There are a few objections to the generations topic that we hear over and over again. “Aren’t you just stereotyping?” and “I think this is just life stage,” along with the very common, “this doesn’t apply to me – I fall between two generations.” This is a valid point, and we actually have a name for those that straddle two generations. But first, some context.
At BridgeWorks, when we study, speak, and consult on five distinct generations we break the birth years down as follows:
- Traditionalists, born prior to 1946
- Baby Boomers, born between 1946 and 1964
- Generation X, born between 1965 and1979
- Millennials, born between 1980 and 1995
- Gen Edge, born after 1996 and TBD
The events and conditions we experience in our formative years have a profound effect on who we are today. Which often begs the question we’re asked so often, “What if I was born between two generations?” It’s a great question, and we find that sometimes these people don’t identify specifically with one generation or another, and can feel a bit left out of the generational conversation.
When Lynne Lancaster and David Stillman, founders of BridgeWorks, published When Generations Collide: Who They Are. Why They Clash. How to Solve the Generational Puzzle at Work, they dove into the subject in a chapter they called, Cusper the Friendly Ghost.
Simply put, “Cusper” is a term that references a person born on the cusp of two different generations. Why refer to them as “Friendly Ghosts?” Well, Cuspers can sometimes feel like they don’t have a part in the generational conversation. Because they share values and traits with the two generations they’re sandwiched between, they incorrectly believe that the topic of generations doesn’t apply to them.
A Baby Boomer/Generation X Cusper born in 1965 may not have strong memories of the Vietnam War and it’s effect on the nation, but they were affected by such events as the oil embargo and Watergate.
A Generation X/Millennial Cusper born in 1979 may in fact remember a time before their family home had a microwave, but had an email account by the time they reached college.
As a result, we have a segment of the population that isn’t quite sure where they “fit.”

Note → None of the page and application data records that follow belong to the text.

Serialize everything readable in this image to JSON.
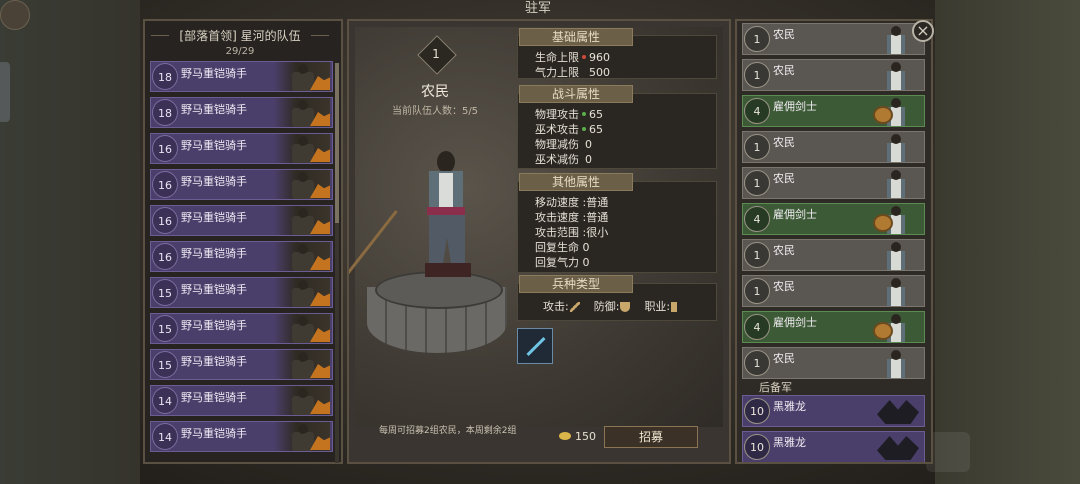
{
  "window_title": "驻军",
  "left_panel": {
    "title": "[部落首领] 星河的队伍",
    "count": "29/29",
    "units": [
      {
        "level": "18",
        "name": "野马重铠骑手"
      },
      {
        "level": "18",
        "name": "野马重铠骑手"
      },
      {
        "level": "16",
        "name": "野马重铠骑手"
      },
      {
        "level": "16",
        "name": "野马重铠骑手"
      },
      {
        "level": "16",
        "name": "野马重铠骑手"
      },
      {
        "level": "16",
        "name": "野马重铠骑手"
      },
      {
        "level": "15",
        "name": "野马重铠骑手"
      },
      {
        "level": "15",
        "name": "野马重铠骑手"
      },
      {
        "level": "15",
        "name": "野马重铠骑手"
      },
      {
        "level": "14",
        "name": "野马重铠骑手"
      },
      {
        "level": "14",
        "name": "野马重铠骑手"
      }
    ]
  },
  "center": {
    "rank": "1",
    "name": "农民",
    "team_count": "当前队伍人数：5/5",
    "basic": {
      "title": "基础属性",
      "hp_label": "生命上限",
      "hp_value": "960",
      "qi_label": "气力上限",
      "qi_value": "500"
    },
    "combat": {
      "title": "战斗属性",
      "phys_atk_label": "物理攻击",
      "phys_atk_value": "65",
      "magic_atk_label": "巫术攻击",
      "magic_atk_value": "65",
      "phys_red_label": "物理减伤",
      "phys_red_value": "0",
      "magic_red_label": "巫术减伤",
      "magic_red_value": "0"
    },
    "other": {
      "title": "其他属性",
      "move_speed": "移动速度 :普通",
      "atk_speed": "攻击速度 :普通",
      "atk_range": "攻击范围 :很小",
      "hp_regen": "回复生命  0",
      "qi_regen": "回复气力  0"
    },
    "troop_type": {
      "title": "兵种类型",
      "attack_label": "攻击:",
      "defense_label": "防御:",
      "job_label": "职业:"
    },
    "recruit_note": "每周可招募2组农民，本周剩余2组",
    "cost": "150",
    "recruit_button": "招募"
  },
  "right_panel": {
    "units": [
      {
        "level": "1",
        "name": "农民",
        "kind": "peasant"
      },
      {
        "level": "1",
        "name": "农民",
        "kind": "peasant"
      },
      {
        "level": "4",
        "name": "雇佣剑士",
        "kind": "merc"
      },
      {
        "level": "1",
        "name": "农民",
        "kind": "peasant"
      },
      {
        "level": "1",
        "name": "农民",
        "kind": "peasant"
      },
      {
        "level": "4",
        "name": "雇佣剑士",
        "kind": "merc"
      },
      {
        "level": "1",
        "name": "农民",
        "kind": "peasant"
      },
      {
        "level": "1",
        "name": "农民",
        "kind": "peasant"
      },
      {
        "level": "4",
        "name": "雇佣剑士",
        "kind": "merc"
      },
      {
        "level": "1",
        "name": "农民",
        "kind": "peasant"
      }
    ],
    "reserve_label": "后备军",
    "reserve": [
      {
        "level": "10",
        "name": "黑雅龙"
      },
      {
        "level": "10",
        "name": "黑雅龙"
      }
    ]
  },
  "close_icon": "close-icon",
  "colors": {
    "rider_row": "#4a3f6a",
    "merc_row": "#3d5a36",
    "peasant_row": "#5a5752",
    "stat_dot_hp": "#d04a3a",
    "stat_dot_atk": "#5ab04a",
    "coin": "#d9b54a"
  }
}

“The numbers say I’m a Baby Boomer but I feel I identify with Generation X. WHAT AM I?!” We hear sentiments like this all the time. Never fear, Cuspers – you play an integral part in the generational conversation.
Our research shows that Cuspers are strong mediators, and are often able to see generational clashes from the perspective of two generations in a way that others often cannot. They serve as translators, peacemakers and troubleshooters. Their ability to act as generational liaisons can be invaluable to organizational communication.
Take for example this story:
Jessica, a Millennial, and her Gen X boss were on a conference call with a client. After the call, Jessica’s boss turned to her and said, “You couldn’t just sit there and listen for 20 minutes, why do you feel the need to constantly interject? What is it with your generation?!”
Jessica left the meeting feeling pretty deflated. She had thought she’d done the right thing in speaking up and sharing her voice and ideas during the call. She went to her mentor, who is 35, right on the cusp of Generation X and Millennials. After describing what had happened, her mentor was able to use her Cusper perspective to effortlessly explain what it was that annoyed Jessica’s Xer boss, how to handle those situations in the future and what she could do now to smooth things over.
Jessica told us that it completely changed the way she viewed what had transpired between her and her boss, and shaped their future interactions for the better.
So, fear not Cuspers. While you may not always know which generational box to check, know that you play a very important role in bridging generational divides.